Finally, he starts a forward who can’t score. Heskey must be a wonderful guy because every England manager picks him, but he can’t score. I know he assisted on the goal, but then he did nothing else except kick Tim Howard in the chest, which wasn’t a bad idea. But even if it worked for him the U.S.A. still have two other good goalies, unlike some other countries, as we’ve seen.
As the ball skidded off the top of Wayne Rooney’s head, all you could think of was, Peter Crouch. Fabio should look up how many times the 6-foot-7 Crouch has scored for England.
More action to come
The next two games for England and the USA are against Algeria and Slovenia who were both awful when they played each other. One fan looked like he was trying to escape by climbing a light tower but was hauled back in by security, so they wouldn’t have more empty seats show up on TV.

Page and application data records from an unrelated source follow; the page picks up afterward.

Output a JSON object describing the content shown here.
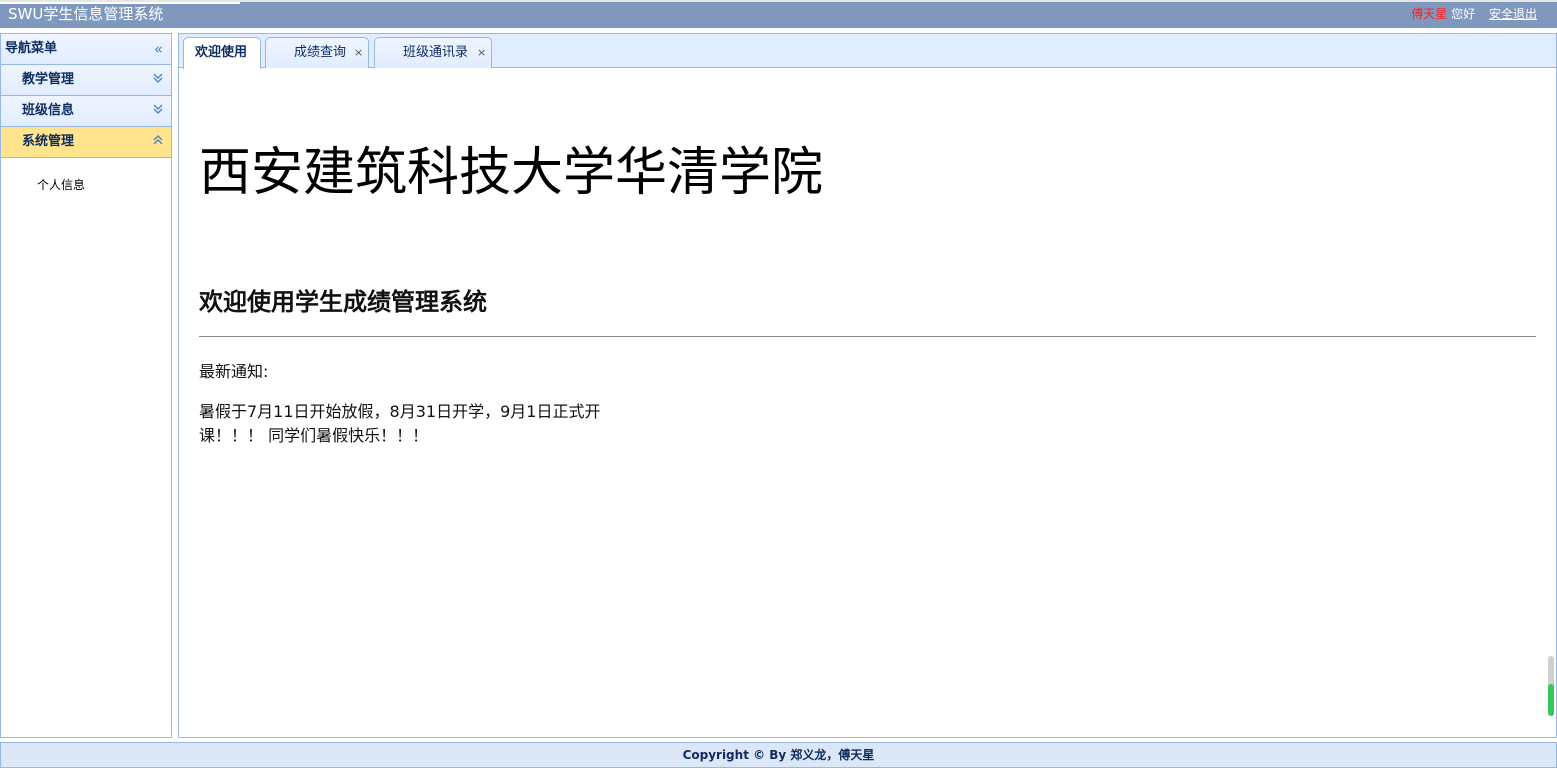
{
  "header": {
    "app_title": "SWU学生信息管理系统",
    "user_name": "傅天星",
    "greeting": "您好",
    "logout_label": "安全退出"
  },
  "sidebar": {
    "title": "导航菜单",
    "collapse_icon": "double-chevron-left-icon",
    "items": [
      {
        "label": "教学管理",
        "icon": "double-chevron-down-icon",
        "expanded": false
      },
      {
        "label": "班级信息",
        "icon": "double-chevron-down-icon",
        "expanded": false
      },
      {
        "label": "系统管理",
        "icon": "double-chevron-up-icon",
        "expanded": true,
        "children": [
          "个人信息"
        ]
      }
    ]
  },
  "tabs": [
    {
      "label": "欢迎使用",
      "active": true,
      "closable": false
    },
    {
      "label": "成绩查询",
      "active": false,
      "closable": true
    },
    {
      "label": "班级通讯录",
      "active": false,
      "closable": true
    }
  ],
  "main": {
    "school_name": "西安建筑科技大学华清学院",
    "welcome": "欢迎使用学生成绩管理系统",
    "notice_label": "最新通知:",
    "notice_text": "暑假于7月11日开始放假，8月31日开学，9月1日正式开课！！！ 同学们暑假快乐！！！"
  },
  "footer": {
    "copyright": "Copyright © By 郑义龙，傅天星"
  },
  "colors": {
    "topbar": "#7f99be",
    "selected_menu": "#ffe48d",
    "user_name": "#ff2020",
    "border": "#95b8e7"
  }
}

These empty seats, by the way, must help the USA’s bid to host the World Cup in 2018 or 2022. 1994 in the USA is still the most attended FIFA World Cup ever. Let’s hope they give us a chance to top it.
So, the verdict on the first set of games is, perhaps, not bad but still not great. We are waiting for some better matchups in the second games, as a draw is no longer a good result. Winners of their first game usually advance, though not always, losers of the first game almost never advance.
A draw keeps a country in it for another game. That accounts for the cautious second halves in many of these games. Hopefully there is an improvement in the next round of games as places in the second round must be won, not just preserved.
Spending every other summer glued to the television or watching in person the World Cup and Euro Championships, David Cope is the soccer coach for both varsity teams at Battle Mountain. In the small windows between games, he will be writing a regular column for the Vail Daily and checking in on his family.
Cope’s must-see TV
Today, 12:30 p.m., ESPN2: France-Mexico … Each team has a point. Mexico is playing well and France are in disarray, but we’ve seen this type of start before from France, notably in 2006 when they reached the final. Don’t count on it this time. I see Uruguay and Mexico in the next round.
Friday, 8 a.m., ESPN,: Slovenia-U.S.A. … Almost a must win if the U.S. hope to advance.
Saturday, 12:30 p.m., ABC: Cameroon -Denmark … Somebody must win this game or they are both out.
Sunday, 12:30 p.m., ABC: Brazil-Ivory Coast … Marquee matchup of the first round. Didier Drogba’s arm is getting better each day. Brazil have yet to hit their stride. A draw or win could be the difference that sees Ivory Coast as the only African team to advance to the second round.
Monday, 12:30 p.m., ESPN: Spain-Honduras … Can Spain rebound against our Central American neighbors? They’ll need to or face a shocking first round exit. We might see a load of goals from Spain or one of the biggest World Cup busts ever.